China Adds $71 Billion in Cash in Past Week to Calm Nerves

The People's Bank of China has injected a total of 460 billion yuan ($71 billion) of short-term cash into the banking system over the past five business days, including 70 billion yuan on Friday. This helps ensure sufficient liquidity throughout the Evergrande issuance period, as well as meeting the increased demand for cash ahead of China's week-long vacation in early October. The rate on overnight loans fell to 1.68 percent, the lowest level since late July, from 2.28 percent last week.

After rising worries about Evergrande sparked a global sell-off Monday, the moves helped calm China's financial markets. After falling 2.4 percent the previous week, the Shanghai Stock Index is up 0.3 percent this week. The infusion also contrasted with the federal government's detached attitude toward the fortunes of the real estate developer.

Vinson Foon, head of fixed-income research at Maybank Kim Eng Securities Pte Ltd. in Singapore, said, "Stability in interbank funding is critical to the market's financial strength." "Given the connection between the end of the quarter and the Evergrande events, this is especially important when the need for cash increases."

Due to the increased demand for cash from banks for regulatory checks, authorities usually loosen liquidity controls towards the end of the quarter.

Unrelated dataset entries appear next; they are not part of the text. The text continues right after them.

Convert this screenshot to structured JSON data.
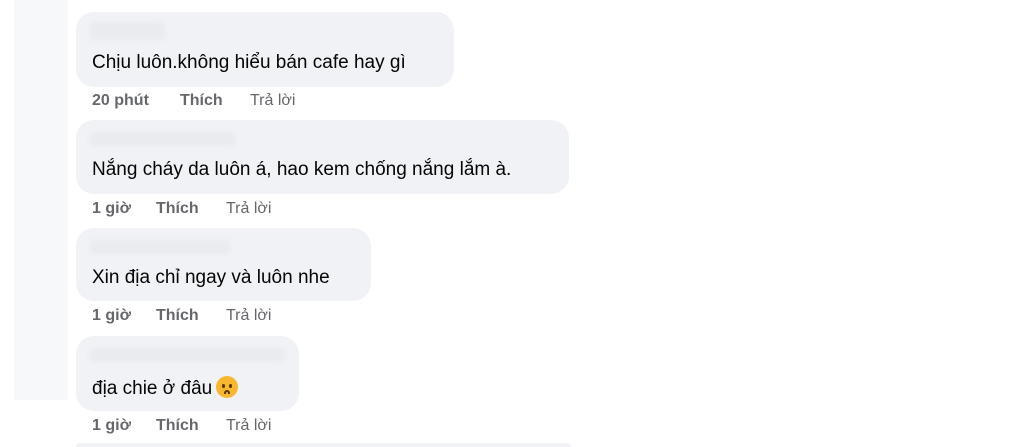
{
  "comments": [
    {
      "text": "Chịu luôn.không hiểu bán cafe hay gì",
      "time": "20 phút",
      "like": "Thích",
      "reply": "Trả lời"
    },
    {
      "text": "Nắng cháy da luôn á, hao kem chống nắng lắm à.",
      "time": "1 giờ",
      "like": "Thích",
      "reply": "Trả lời"
    },
    {
      "text": "Xin địa chỉ ngay và luôn nhe",
      "time": "1 giờ",
      "like": "Thích",
      "reply": "Trả lời"
    },
    {
      "text": "địa chie ở đâu",
      "emoji": "frowning-face-emoji",
      "time": "1 giờ",
      "like": "Thích",
      "reply": "Trả lời"
    }
  ],
  "colors": {
    "bubble": "#f0f2f5",
    "text": "#050505",
    "meta": "#65676b"
  }
}
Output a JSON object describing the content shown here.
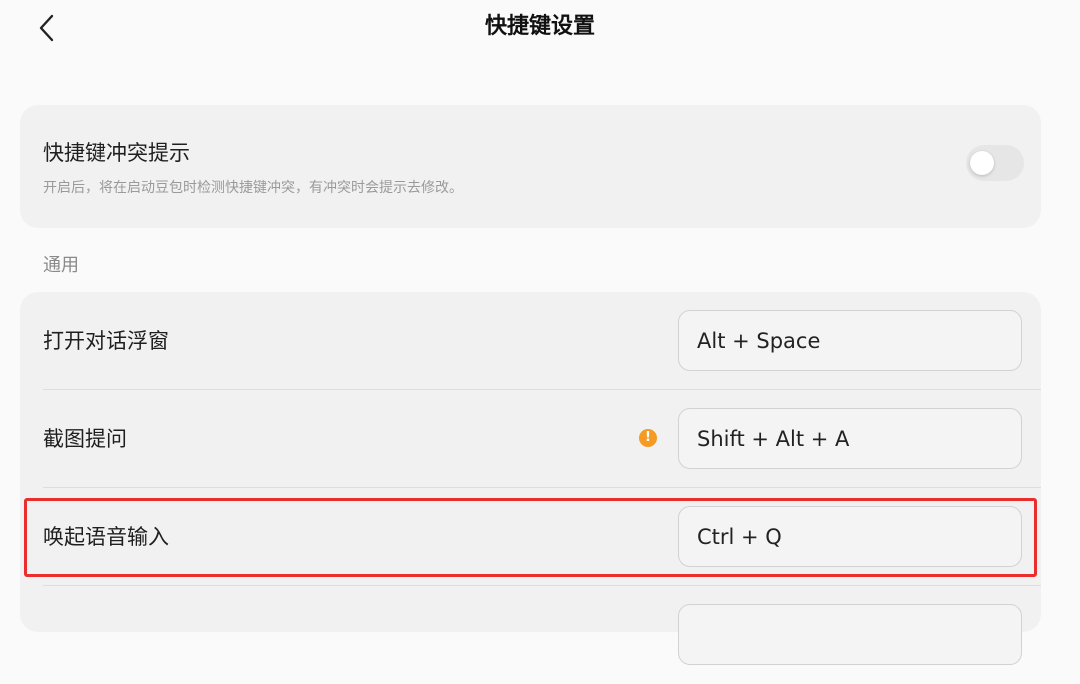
{
  "header": {
    "title": "快捷键设置",
    "back_icon": "chevron-left-icon"
  },
  "conflict": {
    "title": "快捷键冲突提示",
    "description": "开启后，将在启动豆包时检测快捷键冲突，有冲突时会提示去修改。",
    "enabled": false
  },
  "general": {
    "section_label": "通用",
    "items": [
      {
        "label": "打开对话浮窗",
        "shortcut": "Alt + Space",
        "warning": false
      },
      {
        "label": "截图提问",
        "shortcut": "Shift + Alt + A",
        "warning": true
      },
      {
        "label": "唤起语音输入",
        "shortcut": "Ctrl + Q",
        "warning": false,
        "highlighted": true
      },
      {
        "label": "",
        "shortcut": "",
        "warning": false
      }
    ]
  },
  "colors": {
    "warning": "#f59a23",
    "highlight": "#ea2d2d",
    "card_bg": "#f1f1f1"
  }
}
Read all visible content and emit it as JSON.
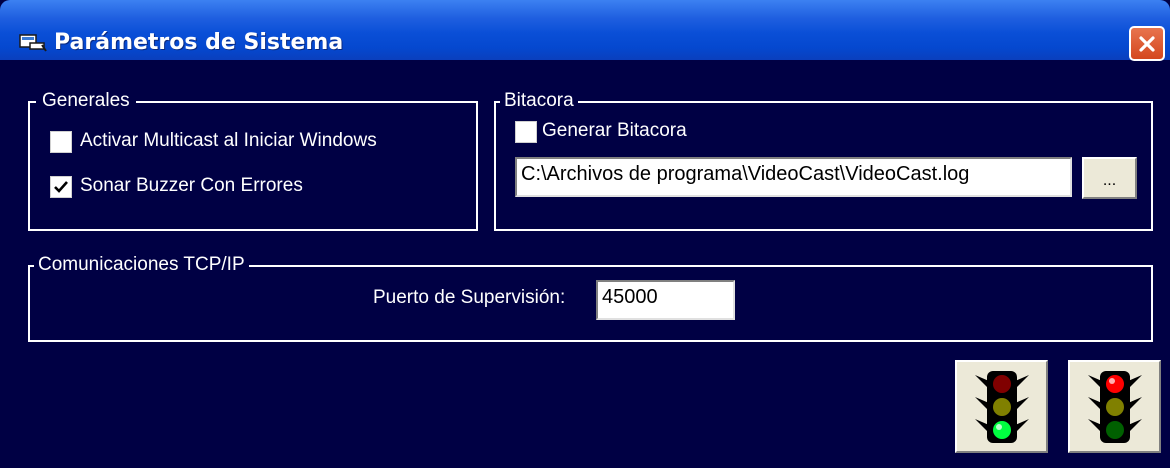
{
  "window": {
    "title": "Parámetros de Sistema",
    "close_icon": "close-icon",
    "app_icon": "window-app-icon"
  },
  "generales": {
    "legend": "Generales",
    "options": [
      {
        "label": "Activar Multicast al Iniciar Windows",
        "checked": false
      },
      {
        "label": "Sonar Buzzer Con Errores",
        "checked": true
      }
    ]
  },
  "bitacora": {
    "legend": "Bitacora",
    "generar_label": "Generar Bitacora",
    "generar_checked": false,
    "path_value": "C:\\Archivos de programa\\VideoCast\\VideoCast.log",
    "browse_label": "..."
  },
  "tcpip": {
    "legend": "Comunicaciones TCP/IP",
    "puerto_label": "Puerto de Supervisión:",
    "puerto_value": "45000"
  },
  "actions": {
    "start_icon": "traffic-light-green-icon",
    "stop_icon": "traffic-light-red-icon"
  },
  "colors": {
    "background": "#000044",
    "titlebar": "#0548cf",
    "close": "#d4471f",
    "button_face": "#ece9d8"
  }
}
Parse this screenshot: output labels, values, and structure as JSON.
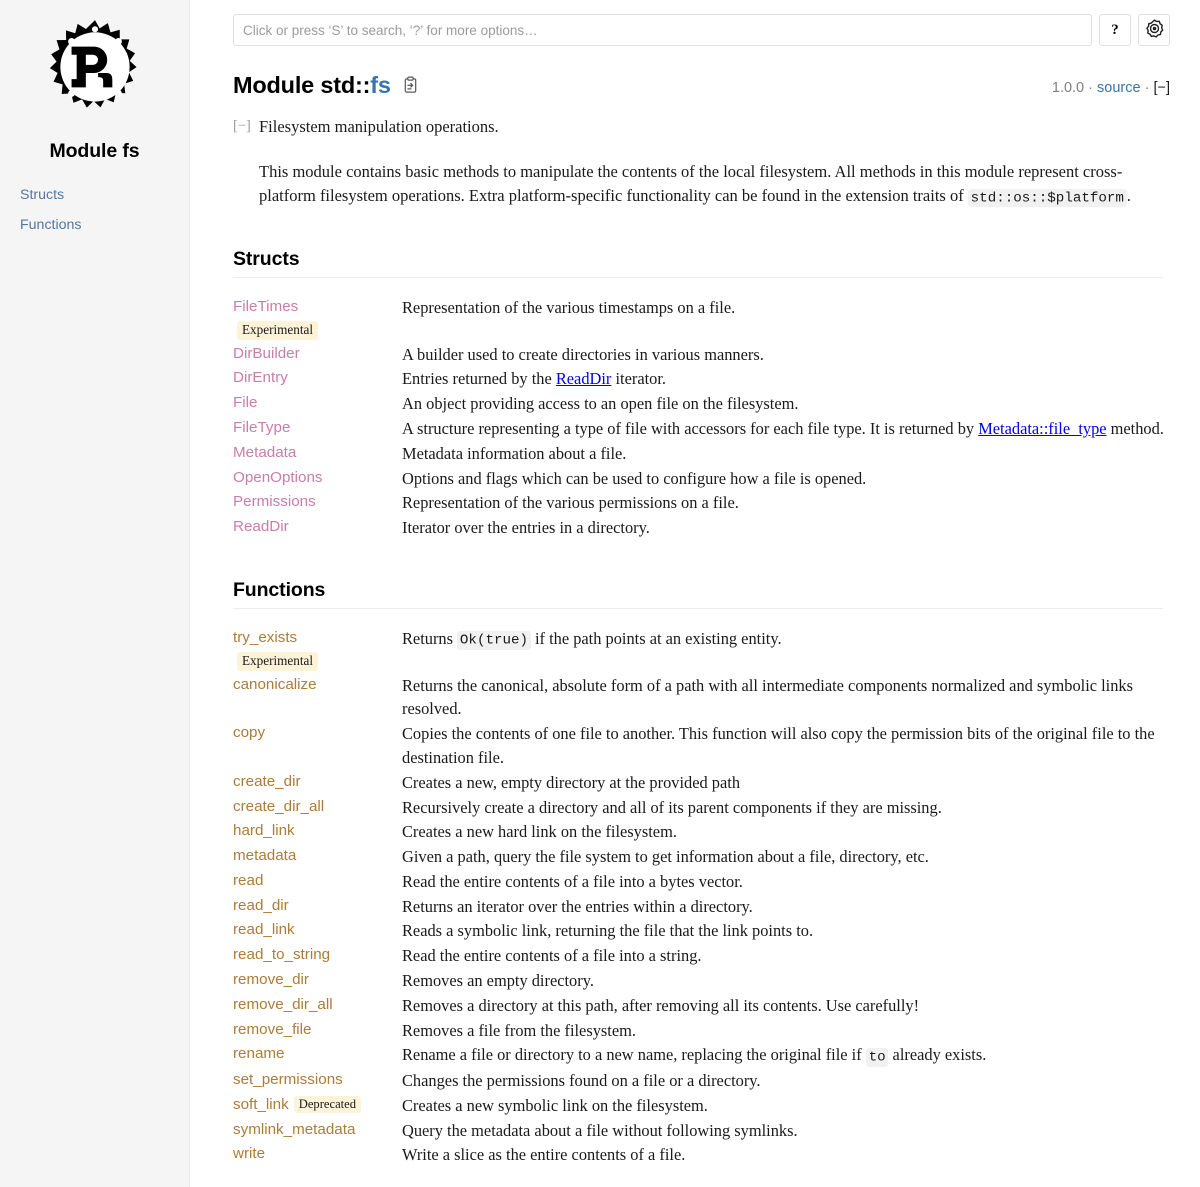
{
  "sidebar": {
    "logo_icon": "rust-logo-icon",
    "title": "Module fs",
    "items": [
      {
        "label": "Structs"
      },
      {
        "label": "Functions"
      }
    ]
  },
  "search": {
    "placeholder": "Click or press ‘S’ to search, ‘?’ for more options…",
    "value": "",
    "help_label": "?",
    "settings_icon": "gear-icon"
  },
  "header": {
    "title_prefix": "Module std::",
    "title_module": "fs",
    "copy_path_icon": "clipboard-copy-icon",
    "version": "1.0.0",
    "separator": "·",
    "source_label": "source",
    "collapse_toggle": "[−]"
  },
  "docblock": {
    "toggle": "[−]",
    "short_description": "Filesystem manipulation operations.",
    "paragraph_part1": "This module contains basic methods to manipulate the contents of the local filesystem. All methods in this module represent cross-platform filesystem operations. Extra platform-specific functionality can be found in the extension traits of ",
    "paragraph_code": "std::os::$platform",
    "paragraph_part2": "."
  },
  "sections": [
    {
      "id": "structs",
      "heading": "Structs",
      "items": [
        {
          "name": "FileTimes",
          "kind": "struct",
          "stability": "Experimental",
          "stability_position": "block",
          "desc_parts": [
            {
              "type": "text",
              "value": "Representation of the various timestamps on a file."
            }
          ]
        },
        {
          "name": "DirBuilder",
          "kind": "struct",
          "desc_parts": [
            {
              "type": "text",
              "value": "A builder used to create directories in various manners."
            }
          ]
        },
        {
          "name": "DirEntry",
          "kind": "struct",
          "desc_parts": [
            {
              "type": "text",
              "value": "Entries returned by the "
            },
            {
              "type": "code-link",
              "value": "ReadDir"
            },
            {
              "type": "text",
              "value": " iterator."
            }
          ]
        },
        {
          "name": "File",
          "kind": "struct",
          "desc_parts": [
            {
              "type": "text",
              "value": "An object providing access to an open file on the filesystem."
            }
          ]
        },
        {
          "name": "FileType",
          "kind": "struct",
          "desc_parts": [
            {
              "type": "text",
              "value": "A structure representing a type of file with accessors for each file type. It is returned by "
            },
            {
              "type": "code-link",
              "value": "Metadata::file_type"
            },
            {
              "type": "text",
              "value": " method."
            }
          ]
        },
        {
          "name": "Metadata",
          "kind": "struct",
          "desc_parts": [
            {
              "type": "text",
              "value": "Metadata information about a file."
            }
          ]
        },
        {
          "name": "OpenOptions",
          "kind": "struct",
          "desc_parts": [
            {
              "type": "text",
              "value": "Options and flags which can be used to configure how a file is opened."
            }
          ]
        },
        {
          "name": "Permissions",
          "kind": "struct",
          "desc_parts": [
            {
              "type": "text",
              "value": "Representation of the various permissions on a file."
            }
          ]
        },
        {
          "name": "ReadDir",
          "kind": "struct",
          "desc_parts": [
            {
              "type": "text",
              "value": "Iterator over the entries in a directory."
            }
          ]
        }
      ]
    },
    {
      "id": "functions",
      "heading": "Functions",
      "items": [
        {
          "name": "try_exists",
          "kind": "fn",
          "stability": "Experimental",
          "stability_position": "block",
          "desc_parts": [
            {
              "type": "text",
              "value": "Returns "
            },
            {
              "type": "code",
              "value": "Ok(true)"
            },
            {
              "type": "text",
              "value": " if the path points at an existing entity."
            }
          ]
        },
        {
          "name": "canonicalize",
          "kind": "fn",
          "desc_parts": [
            {
              "type": "text",
              "value": "Returns the canonical, absolute form of a path with all intermediate components normalized and symbolic links resolved."
            }
          ]
        },
        {
          "name": "copy",
          "kind": "fn",
          "desc_parts": [
            {
              "type": "text",
              "value": "Copies the contents of one file to another. This function will also copy the permission bits of the original file to the destination file."
            }
          ]
        },
        {
          "name": "create_dir",
          "kind": "fn",
          "desc_parts": [
            {
              "type": "text",
              "value": "Creates a new, empty directory at the provided path"
            }
          ]
        },
        {
          "name": "create_dir_all",
          "kind": "fn",
          "desc_parts": [
            {
              "type": "text",
              "value": "Recursively create a directory and all of its parent components if they are missing."
            }
          ]
        },
        {
          "name": "hard_link",
          "kind": "fn",
          "desc_parts": [
            {
              "type": "text",
              "value": "Creates a new hard link on the filesystem."
            }
          ]
        },
        {
          "name": "metadata",
          "kind": "fn",
          "desc_parts": [
            {
              "type": "text",
              "value": "Given a path, query the file system to get information about a file, directory, etc."
            }
          ]
        },
        {
          "name": "read",
          "kind": "fn",
          "desc_parts": [
            {
              "type": "text",
              "value": "Read the entire contents of a file into a bytes vector."
            }
          ]
        },
        {
          "name": "read_dir",
          "kind": "fn",
          "desc_parts": [
            {
              "type": "text",
              "value": "Returns an iterator over the entries within a directory."
            }
          ]
        },
        {
          "name": "read_link",
          "kind": "fn",
          "desc_parts": [
            {
              "type": "text",
              "value": "Reads a symbolic link, returning the file that the link points to."
            }
          ]
        },
        {
          "name": "read_to_string",
          "kind": "fn",
          "desc_parts": [
            {
              "type": "text",
              "value": "Read the entire contents of a file into a string."
            }
          ]
        },
        {
          "name": "remove_dir",
          "kind": "fn",
          "desc_parts": [
            {
              "type": "text",
              "value": "Removes an empty directory."
            }
          ]
        },
        {
          "name": "remove_dir_all",
          "kind": "fn",
          "desc_parts": [
            {
              "type": "text",
              "value": "Removes a directory at this path, after removing all its contents. Use carefully!"
            }
          ]
        },
        {
          "name": "remove_file",
          "kind": "fn",
          "desc_parts": [
            {
              "type": "text",
              "value": "Removes a file from the filesystem."
            }
          ]
        },
        {
          "name": "rename",
          "kind": "fn",
          "desc_parts": [
            {
              "type": "text",
              "value": "Rename a file or directory to a new name, replacing the original file if "
            },
            {
              "type": "code",
              "value": "to"
            },
            {
              "type": "text",
              "value": " already exists."
            }
          ]
        },
        {
          "name": "set_permissions",
          "kind": "fn",
          "desc_parts": [
            {
              "type": "text",
              "value": "Changes the permissions found on a file or a directory."
            }
          ]
        },
        {
          "name": "soft_link",
          "kind": "fn",
          "stability": "Deprecated",
          "stability_position": "inline",
          "desc_parts": [
            {
              "type": "text",
              "value": "Creates a new symbolic link on the filesystem."
            }
          ]
        },
        {
          "name": "symlink_metadata",
          "kind": "fn",
          "desc_parts": [
            {
              "type": "text",
              "value": "Query the metadata about a file without following symlinks."
            }
          ]
        },
        {
          "name": "write",
          "kind": "fn",
          "desc_parts": [
            {
              "type": "text",
              "value": "Write a slice as the entire contents of a file."
            }
          ]
        }
      ]
    }
  ],
  "colors": {
    "sidebar_bg": "#f5f5f5",
    "link": "#3873ad",
    "sidebar_link": "#53789e",
    "struct_link": "#c97daa",
    "fn_link": "#ad7c37",
    "stab_bg": "#fdf3d8",
    "code_bg": "#f1f1f1",
    "code_link_bg": "#eaeefa",
    "border": "#ececec",
    "text": "#1a1a1a",
    "muted": "#808080"
  }
}
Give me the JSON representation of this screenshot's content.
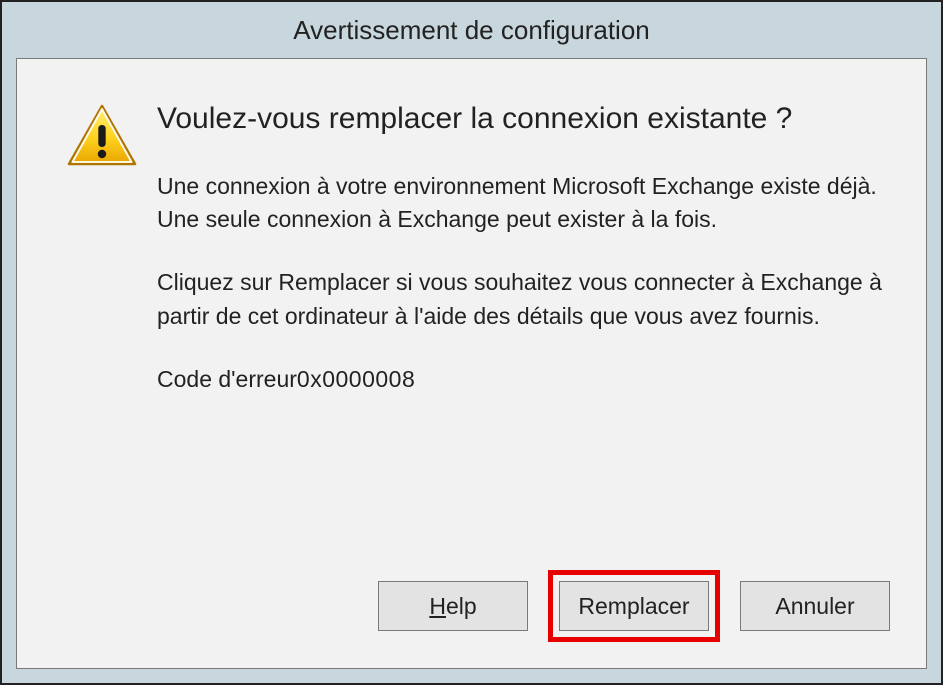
{
  "title": "Avertissement de configuration",
  "heading": "Voulez-vous remplacer la connexion existante ?",
  "body_para1": "Une connexion à votre environnement Microsoft Exchange existe déjà. Une seule connexion à Exchange peut exister à la fois.",
  "body_para2": "Cliquez sur Remplacer si vous souhaitez vous connecter à Exchange à partir de cet ordinateur à l'aide des détails que vous avez fournis.",
  "error_label": "Code d'erreur",
  "error_code": "0x0000008",
  "buttons": {
    "help": "Help",
    "help_mnemonic": "H",
    "replace": "Remplacer",
    "cancel": "Annuler"
  },
  "icon": "warning-icon"
}
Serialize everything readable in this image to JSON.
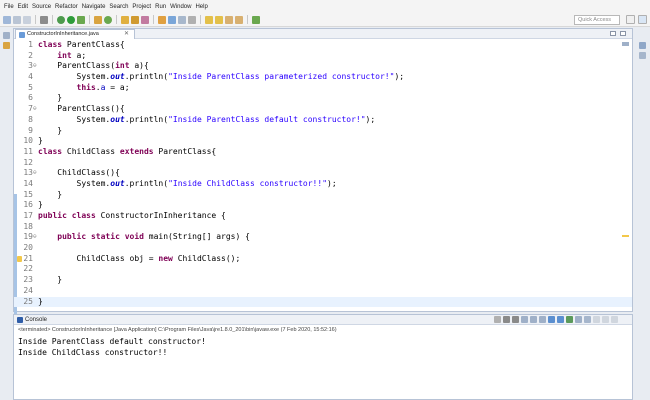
{
  "menu": [
    "File",
    "Edit",
    "Source",
    "Refactor",
    "Navigate",
    "Search",
    "Project",
    "Run",
    "Window",
    "Help"
  ],
  "toolbar": {
    "quick_access": "Quick Access"
  },
  "editor": {
    "tab_label": "ConstructorInInheritance.java",
    "lines": [
      {
        "n": "1",
        "fold": ""
      },
      {
        "n": "2",
        "fold": ""
      },
      {
        "n": "3",
        "fold": "⊖"
      },
      {
        "n": "4",
        "fold": ""
      },
      {
        "n": "5",
        "fold": ""
      },
      {
        "n": "6",
        "fold": ""
      },
      {
        "n": "7",
        "fold": "⊖"
      },
      {
        "n": "8",
        "fold": ""
      },
      {
        "n": "9",
        "fold": ""
      },
      {
        "n": "10",
        "fold": ""
      },
      {
        "n": "11",
        "fold": ""
      },
      {
        "n": "12",
        "fold": ""
      },
      {
        "n": "13",
        "fold": "⊖"
      },
      {
        "n": "14",
        "fold": ""
      },
      {
        "n": "15",
        "fold": ""
      },
      {
        "n": "16",
        "fold": ""
      },
      {
        "n": "17",
        "fold": ""
      },
      {
        "n": "18",
        "fold": ""
      },
      {
        "n": "19",
        "fold": "⊖"
      },
      {
        "n": "20",
        "fold": ""
      },
      {
        "n": "21",
        "fold": ""
      },
      {
        "n": "22",
        "fold": ""
      },
      {
        "n": "23",
        "fold": ""
      },
      {
        "n": "24",
        "fold": ""
      },
      {
        "n": "25",
        "fold": ""
      }
    ],
    "code": {
      "l1_kw": "class",
      "l1_rest": " ParentClass{",
      "l2_kw": "int",
      "l2_rest": " a;",
      "l3_name": "ParentClass(",
      "l3_kw": "int",
      "l3_rest": " a){",
      "l4_pre": "System.",
      "l4_fld": "out",
      "l4_mid": ".println(",
      "l4_str": "\"Inside ParentClass parameterized constructor!\"",
      "l4_end": ");",
      "l5_kw": "this",
      "l5_dot": ".",
      "l5_fld": "a",
      "l5_rest": " = a;",
      "l6": "}",
      "l7": "ParentClass(){",
      "l8_pre": "System.",
      "l8_fld": "out",
      "l8_mid": ".println(",
      "l8_str": "\"Inside ParentClass default constructor!\"",
      "l8_end": ");",
      "l9": "}",
      "l10": "}",
      "l11_kw": "class",
      "l11_mid": " ChildClass ",
      "l11_kw2": "extends",
      "l11_rest": " ParentClass{",
      "l13": "ChildClass(){",
      "l14_pre": "System.",
      "l14_fld": "out",
      "l14_mid": ".println(",
      "l14_str": "\"Inside ChildClass constructor!!\"",
      "l14_end": ");",
      "l15": "}",
      "l16": "}",
      "l17_kw": "public class",
      "l17_rest": " ConstructorInInheritance {",
      "l19_kw": "public static void",
      "l19_rest": " main(String[] args) {",
      "l21_pre": "ChildClass obj = ",
      "l21_kw": "new",
      "l21_rest": " ChildClass();",
      "l23": "}",
      "l25": "}"
    }
  },
  "console": {
    "title": "Console",
    "terminated": "<terminated> ConstructorInInheritance [Java Application] C:\\Program Files\\Java\\jre1.8.0_201\\bin\\javaw.exe (7 Feb 2020, 15:52:16)",
    "output": [
      "Inside ParentClass default constructor!",
      "Inside ChildClass constructor!!"
    ]
  },
  "colors": {
    "keyword": "#7f0055",
    "string": "#2a00ff",
    "field": "#0000c0",
    "current_line": "#e8f2fe"
  }
}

And in recent days, PBOC operations have not moved away from their previous pattern of injecting liquidity when seasonal demand for cash is high.

While onshore signs of contagion may be weaker, rates remain high. In recent days, at least seven Chinese banks have rushed to reassure investors about the risks associated with Evergrande's evolving crisis, saying that they have sufficient collateral for the developer's debt and that the risks are manageable. Meanwhile, the lack of notice from Evergrande of the $83.5 million in interest payments due Thursday on the dollar-denominated bonds adds further confusion to the developer's problems.

The central bank has other options if necessary, Foon said.

"In addition to the number of liquidity injections, the PBOC can adjust the period and type of instruments, providing longer-term liquidity as needed," he said. "This serves to bolster market confidence that liquidity will not only be provided when needed, but will be available for as long as needed."

Beijing's financial regulators urged Evergrande to take all possible steps to prevent a default on dollar-denominated bonds in the near future, while focusing on completing unfinished construction projects and paying off debts to individual investors.

As of 2:10 p.m. local time, the Shanghai Composite Index was down 0.4 percent.